When he stepped into the job of Summit County executive in 2007, Russ Pry took on a larger, more complicated and more visible role. The former Summit County Democratic Party chairman, Boston Heights law director and Mogadore City Council member quickly learned the job, repaired frayed relations with the County Council, kept a close eye on spending and moved forward on major economic development projects such as the Goodyear headquarters and Bridgestone technical center.

Voters recognized the steady approach, in 2008, electing Pry to a full, four-year term. He is now running for a second full term, pointing to a well-established record of rebuilding trust within county government and making the county a major player in economic development, cooperating with governments, businesses and development agencies such as the port authority.

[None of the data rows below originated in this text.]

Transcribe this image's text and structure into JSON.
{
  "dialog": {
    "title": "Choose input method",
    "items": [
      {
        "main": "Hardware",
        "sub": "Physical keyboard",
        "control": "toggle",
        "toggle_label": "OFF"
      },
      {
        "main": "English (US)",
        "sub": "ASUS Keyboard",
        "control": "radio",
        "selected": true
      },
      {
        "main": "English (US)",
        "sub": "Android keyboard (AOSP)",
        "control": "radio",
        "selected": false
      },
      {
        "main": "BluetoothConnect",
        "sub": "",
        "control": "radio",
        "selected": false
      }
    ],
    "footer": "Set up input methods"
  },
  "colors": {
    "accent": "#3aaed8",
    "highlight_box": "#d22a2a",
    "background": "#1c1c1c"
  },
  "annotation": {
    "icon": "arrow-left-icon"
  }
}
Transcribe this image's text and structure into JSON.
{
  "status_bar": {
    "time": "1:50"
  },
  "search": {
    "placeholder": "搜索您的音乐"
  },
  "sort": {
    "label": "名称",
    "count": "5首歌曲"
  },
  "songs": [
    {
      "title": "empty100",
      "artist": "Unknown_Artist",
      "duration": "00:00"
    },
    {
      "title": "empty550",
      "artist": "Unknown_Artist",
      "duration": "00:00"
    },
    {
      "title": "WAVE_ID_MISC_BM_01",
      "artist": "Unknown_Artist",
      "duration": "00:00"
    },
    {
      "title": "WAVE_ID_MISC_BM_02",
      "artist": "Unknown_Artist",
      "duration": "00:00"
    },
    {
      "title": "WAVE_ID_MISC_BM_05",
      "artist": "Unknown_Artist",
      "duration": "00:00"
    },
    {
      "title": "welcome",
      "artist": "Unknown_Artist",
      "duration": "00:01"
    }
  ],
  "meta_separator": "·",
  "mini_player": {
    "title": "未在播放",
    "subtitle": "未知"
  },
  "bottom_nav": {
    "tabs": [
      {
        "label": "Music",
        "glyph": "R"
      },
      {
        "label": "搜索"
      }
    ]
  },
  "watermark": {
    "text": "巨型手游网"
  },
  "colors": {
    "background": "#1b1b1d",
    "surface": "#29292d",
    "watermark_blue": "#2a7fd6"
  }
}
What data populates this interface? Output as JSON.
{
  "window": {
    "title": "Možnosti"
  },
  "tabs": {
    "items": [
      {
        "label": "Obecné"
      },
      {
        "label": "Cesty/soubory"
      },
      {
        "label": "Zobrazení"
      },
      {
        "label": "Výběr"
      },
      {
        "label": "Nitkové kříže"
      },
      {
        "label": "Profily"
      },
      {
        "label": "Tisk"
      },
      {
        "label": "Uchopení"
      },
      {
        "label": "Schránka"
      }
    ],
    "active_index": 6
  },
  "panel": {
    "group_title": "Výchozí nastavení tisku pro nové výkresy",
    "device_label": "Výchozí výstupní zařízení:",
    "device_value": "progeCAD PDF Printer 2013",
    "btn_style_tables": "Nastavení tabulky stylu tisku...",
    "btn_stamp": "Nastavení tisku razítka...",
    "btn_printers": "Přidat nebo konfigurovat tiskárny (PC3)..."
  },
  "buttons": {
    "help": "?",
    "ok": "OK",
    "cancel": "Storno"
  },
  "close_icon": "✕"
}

We recommend the re-election of Russ Pry on Nov. 6.

Plenty of challenges lie ahead. Pry sees a soft landing for the county budget, with no need to dip into reserve or rainy day funds by 2014. As it is, general fund spending has been cut by $15 million, the county now with 500 fewer employees.

Pry is negotiating with the sheriff’s office and mental health agencies to improve psychiatric services for jail inmates, looking for a better place for repeat offenders in the system. He hopes to build on the success of cooperative ventures with local governments. His next goals are to consolidate 17 emergency dispatching centers and craft a countywide storm water management plan.

Pry correctly points to the challenge of getting the many parts of county government working together. What he must keep in mind is the need for assertive leadership, the executive’s office taking the point position in finding solutions.

Pry’s opponent is Frank Larson, the Republican mayor of Munroe Falls since 2003. Then a school bus driver with no political experience, Larson addressed discontent over the city’s effort to reduce its income tax credit.

Since then, Larson has stabilized the city’s budget, generating new revenue, restoring cuts, expanding services. He argues that he would bring a more aggressive approach to fiscal management, seeing the county’s need to dip into its budget reserve as a sign that Pry did not move fast enough. Larson also delivers a sharp critique of recent hires that favored the politically connected.

What he does not offer is a comprehensive vision for the county. His criticisms fall far short of a good argument for removing Pry from a job he has performed so ably.